THE TASK> Print out the full listing below, word for word.

*** Begin section ***

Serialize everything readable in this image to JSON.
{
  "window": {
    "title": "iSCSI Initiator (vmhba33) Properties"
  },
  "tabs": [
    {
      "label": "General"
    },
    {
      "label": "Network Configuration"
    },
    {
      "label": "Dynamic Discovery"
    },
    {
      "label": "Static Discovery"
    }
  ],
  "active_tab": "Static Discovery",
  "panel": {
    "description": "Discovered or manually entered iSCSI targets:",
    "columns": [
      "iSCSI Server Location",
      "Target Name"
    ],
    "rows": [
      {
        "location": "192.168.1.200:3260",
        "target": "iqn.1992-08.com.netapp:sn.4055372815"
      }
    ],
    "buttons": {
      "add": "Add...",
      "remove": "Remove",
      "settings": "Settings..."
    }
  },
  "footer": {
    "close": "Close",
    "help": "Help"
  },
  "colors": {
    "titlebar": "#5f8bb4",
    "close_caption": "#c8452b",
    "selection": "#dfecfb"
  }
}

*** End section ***

REPLY TO THE TASK>
Serialize everything readable in this image to JSON.
{
  "window": {
    "title": "iSCSI Initiator (vmhba33) Properties"
  },
  "tabs": [
    {
      "label": "General"
    },
    {
      "label": "Network Configuration"
    },
    {
      "label": "Dynamic Discovery"
    },
    {
      "label": "Static Discovery"
    }
  ],
  "active_tab": "Static Discovery",
  "panel": {
    "description": "Discovered or manually entered iSCSI targets:",
    "columns": [
      "iSCSI Server Location",
      "Target Name"
    ],
    "rows": [
      {
        "location": "192.168.1.200:3260",
        "target": "iqn.1992-08.com.netapp:sn.4055372815"
      }
    ],
    "buttons": {
      "add": "Add...",
      "remove": "Remove",
      "settings": "Settings..."
    }
  },
  "footer": {
    "close": "Close",
    "help": "Help"
  },
  "colors": {
    "titlebar": "#5f8bb4",
    "close_caption": "#c8452b",
    "selection": "#dfecfb"
  }
}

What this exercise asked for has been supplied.